Busy time coming up. So the world may just have to turn without me for a few days.

Before I go, let me recommend this. John Weidner pointed me in the direction of a fair-minded and touching article by David Asman, describing the experience of his wife, who unfortunately suffered a stroke, in both the British and US health care systems. Asman says:

Neither system is without its faults and advantages. To paraphrase Thomas Sowell, there are no solutions to modern health care problems, only trade-offs.
That is true, and in an emergency it can be a great blessing that under the British system one does not have to worry, or even think about costs (though one may have to worry rather more about outcomes because one doesn't have to think about costs). However, many of the disadvantages of the US system that Asman mentions are not inherent to private healthcare; rather they are the results of defensive medicine, itself the result of bad tort law. Thomas Sowell has good sense to offer on that subject, too, in The Vision of the Anointed. Excessive, unpredictable and illogical awards of compensation could as easily be associated with a public as with a private system - and the way things are going in Britain they soon will be.
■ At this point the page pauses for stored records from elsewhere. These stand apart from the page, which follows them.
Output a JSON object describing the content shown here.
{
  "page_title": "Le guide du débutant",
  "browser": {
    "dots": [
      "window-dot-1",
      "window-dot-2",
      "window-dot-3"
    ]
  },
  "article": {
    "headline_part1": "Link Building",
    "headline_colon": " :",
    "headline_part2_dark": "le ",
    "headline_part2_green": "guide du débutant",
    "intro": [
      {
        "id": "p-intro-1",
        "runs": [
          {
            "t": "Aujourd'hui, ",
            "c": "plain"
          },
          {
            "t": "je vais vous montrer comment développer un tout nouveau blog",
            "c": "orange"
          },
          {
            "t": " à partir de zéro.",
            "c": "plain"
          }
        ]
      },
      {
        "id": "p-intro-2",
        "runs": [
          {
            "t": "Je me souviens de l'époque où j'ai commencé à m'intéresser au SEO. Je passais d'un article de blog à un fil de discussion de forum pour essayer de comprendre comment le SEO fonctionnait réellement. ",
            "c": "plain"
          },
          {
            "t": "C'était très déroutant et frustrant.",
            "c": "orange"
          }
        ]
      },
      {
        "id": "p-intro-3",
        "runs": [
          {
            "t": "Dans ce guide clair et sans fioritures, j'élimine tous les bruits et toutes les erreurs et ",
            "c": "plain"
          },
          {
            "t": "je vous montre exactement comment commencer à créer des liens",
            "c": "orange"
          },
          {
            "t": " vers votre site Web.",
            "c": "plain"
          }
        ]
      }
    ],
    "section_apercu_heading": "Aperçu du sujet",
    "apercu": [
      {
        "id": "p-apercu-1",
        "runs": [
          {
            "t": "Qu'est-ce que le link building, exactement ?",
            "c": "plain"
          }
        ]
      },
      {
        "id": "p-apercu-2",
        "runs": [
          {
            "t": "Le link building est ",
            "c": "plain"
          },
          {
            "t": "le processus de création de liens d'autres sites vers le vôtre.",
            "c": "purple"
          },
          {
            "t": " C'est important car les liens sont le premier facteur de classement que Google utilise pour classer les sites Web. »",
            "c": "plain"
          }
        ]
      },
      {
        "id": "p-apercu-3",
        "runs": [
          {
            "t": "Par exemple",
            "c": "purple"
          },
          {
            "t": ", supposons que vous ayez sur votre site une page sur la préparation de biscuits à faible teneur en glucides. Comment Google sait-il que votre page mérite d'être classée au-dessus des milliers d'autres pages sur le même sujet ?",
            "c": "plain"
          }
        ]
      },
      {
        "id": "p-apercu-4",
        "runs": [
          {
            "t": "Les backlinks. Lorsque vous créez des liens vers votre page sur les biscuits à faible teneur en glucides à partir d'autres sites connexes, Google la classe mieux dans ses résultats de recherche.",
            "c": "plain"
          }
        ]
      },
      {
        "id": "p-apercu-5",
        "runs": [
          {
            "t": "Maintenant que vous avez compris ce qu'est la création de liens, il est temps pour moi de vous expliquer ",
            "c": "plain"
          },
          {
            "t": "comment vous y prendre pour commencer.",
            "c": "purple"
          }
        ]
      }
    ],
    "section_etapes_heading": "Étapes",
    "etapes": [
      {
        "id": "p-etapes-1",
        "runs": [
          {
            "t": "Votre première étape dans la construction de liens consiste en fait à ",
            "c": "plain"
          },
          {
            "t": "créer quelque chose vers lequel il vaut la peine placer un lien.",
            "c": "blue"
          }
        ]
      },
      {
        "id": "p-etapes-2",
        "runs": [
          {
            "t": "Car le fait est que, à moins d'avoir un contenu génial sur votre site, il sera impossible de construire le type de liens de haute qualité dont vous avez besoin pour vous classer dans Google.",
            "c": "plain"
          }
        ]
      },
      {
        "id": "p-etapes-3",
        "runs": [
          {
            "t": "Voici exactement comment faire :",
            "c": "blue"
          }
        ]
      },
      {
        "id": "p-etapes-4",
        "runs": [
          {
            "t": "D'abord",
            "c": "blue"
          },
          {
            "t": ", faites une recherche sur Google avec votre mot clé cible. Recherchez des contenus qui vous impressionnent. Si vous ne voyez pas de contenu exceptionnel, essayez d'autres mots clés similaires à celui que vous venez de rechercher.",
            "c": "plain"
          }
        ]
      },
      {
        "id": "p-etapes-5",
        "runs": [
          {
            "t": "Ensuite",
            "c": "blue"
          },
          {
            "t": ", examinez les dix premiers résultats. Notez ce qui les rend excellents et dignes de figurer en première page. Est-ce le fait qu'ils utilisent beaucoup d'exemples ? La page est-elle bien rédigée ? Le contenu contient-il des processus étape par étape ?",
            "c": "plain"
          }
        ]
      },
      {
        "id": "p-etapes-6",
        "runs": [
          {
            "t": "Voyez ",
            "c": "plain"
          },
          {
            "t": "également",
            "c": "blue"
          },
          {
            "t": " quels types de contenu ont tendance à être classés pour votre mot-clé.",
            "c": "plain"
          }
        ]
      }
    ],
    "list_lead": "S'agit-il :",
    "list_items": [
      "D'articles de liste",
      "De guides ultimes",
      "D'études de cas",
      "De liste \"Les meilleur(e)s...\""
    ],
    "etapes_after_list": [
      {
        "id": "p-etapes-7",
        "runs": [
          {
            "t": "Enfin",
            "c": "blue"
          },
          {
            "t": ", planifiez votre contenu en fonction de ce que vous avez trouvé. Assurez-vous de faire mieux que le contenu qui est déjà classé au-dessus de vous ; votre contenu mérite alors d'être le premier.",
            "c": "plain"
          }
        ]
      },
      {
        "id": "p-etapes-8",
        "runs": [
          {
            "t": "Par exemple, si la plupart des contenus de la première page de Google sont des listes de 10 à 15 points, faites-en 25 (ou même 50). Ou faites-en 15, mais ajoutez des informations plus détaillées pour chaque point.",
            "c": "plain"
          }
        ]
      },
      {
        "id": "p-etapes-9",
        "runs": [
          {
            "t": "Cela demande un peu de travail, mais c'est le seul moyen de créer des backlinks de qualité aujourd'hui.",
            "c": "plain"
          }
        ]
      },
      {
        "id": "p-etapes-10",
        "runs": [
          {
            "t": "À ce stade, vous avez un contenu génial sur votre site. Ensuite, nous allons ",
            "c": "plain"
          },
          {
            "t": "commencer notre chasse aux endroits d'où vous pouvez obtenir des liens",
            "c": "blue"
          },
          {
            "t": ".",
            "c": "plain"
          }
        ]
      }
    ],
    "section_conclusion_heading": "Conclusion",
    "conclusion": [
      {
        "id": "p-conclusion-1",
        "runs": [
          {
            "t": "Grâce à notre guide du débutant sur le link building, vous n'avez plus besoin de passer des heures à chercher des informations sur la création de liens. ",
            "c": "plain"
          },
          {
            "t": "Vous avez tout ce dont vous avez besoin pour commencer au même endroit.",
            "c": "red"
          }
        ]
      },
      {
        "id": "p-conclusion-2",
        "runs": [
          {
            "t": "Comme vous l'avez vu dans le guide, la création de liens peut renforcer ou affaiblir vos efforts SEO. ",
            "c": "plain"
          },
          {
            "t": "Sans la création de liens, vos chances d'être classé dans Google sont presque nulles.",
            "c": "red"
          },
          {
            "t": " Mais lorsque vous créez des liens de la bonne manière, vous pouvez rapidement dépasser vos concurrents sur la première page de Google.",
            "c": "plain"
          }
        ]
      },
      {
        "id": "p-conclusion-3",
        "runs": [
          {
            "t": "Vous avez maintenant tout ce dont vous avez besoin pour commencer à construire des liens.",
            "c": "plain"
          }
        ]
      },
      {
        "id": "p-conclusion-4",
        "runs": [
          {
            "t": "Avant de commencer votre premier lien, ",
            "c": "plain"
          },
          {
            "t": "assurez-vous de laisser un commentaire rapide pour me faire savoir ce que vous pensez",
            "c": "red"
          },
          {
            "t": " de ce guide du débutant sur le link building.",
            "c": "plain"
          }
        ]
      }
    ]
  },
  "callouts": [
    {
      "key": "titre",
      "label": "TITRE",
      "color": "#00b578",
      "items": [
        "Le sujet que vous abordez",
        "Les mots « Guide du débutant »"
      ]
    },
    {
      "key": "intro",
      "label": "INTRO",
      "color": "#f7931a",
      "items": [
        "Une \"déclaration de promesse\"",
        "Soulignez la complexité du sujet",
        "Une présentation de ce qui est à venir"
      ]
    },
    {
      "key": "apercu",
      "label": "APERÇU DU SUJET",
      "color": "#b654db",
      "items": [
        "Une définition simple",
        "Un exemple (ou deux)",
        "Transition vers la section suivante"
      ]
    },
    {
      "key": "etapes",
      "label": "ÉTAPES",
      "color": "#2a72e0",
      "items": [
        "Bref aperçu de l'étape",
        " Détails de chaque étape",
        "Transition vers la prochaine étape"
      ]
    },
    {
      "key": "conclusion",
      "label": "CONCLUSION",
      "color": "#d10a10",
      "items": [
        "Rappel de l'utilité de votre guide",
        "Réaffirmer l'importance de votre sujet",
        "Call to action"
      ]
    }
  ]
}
Some of John Weidner's commenters mention the French system. Although it slightly spoils my free-market rant to say so, I must say that when my husband bashed his leg on holiday we were extremely impressed by the kindness and efficiency we saw. The doctor, who came out to the roadside where my husband was sitting unable to walk, refused payment. Not worth his while to do the paperwork, or just a nice guy? I don't know. Actually he was an exceptionally nice guy whatever. The hospital was clean and relatively uncrowded. Waiting time for an X-ray: twenty minutes. (Waiting time in Blighty for an X-ray of my daughter's broken arm: six hours. She had to go without food and water for all that time in case they had to operate.) After our return to England were billed by the French hospital for about £30. To be that low the fee must be heavily subsidised, but I suggest that the fact that there is some fee does great good. I paid it with gratitude.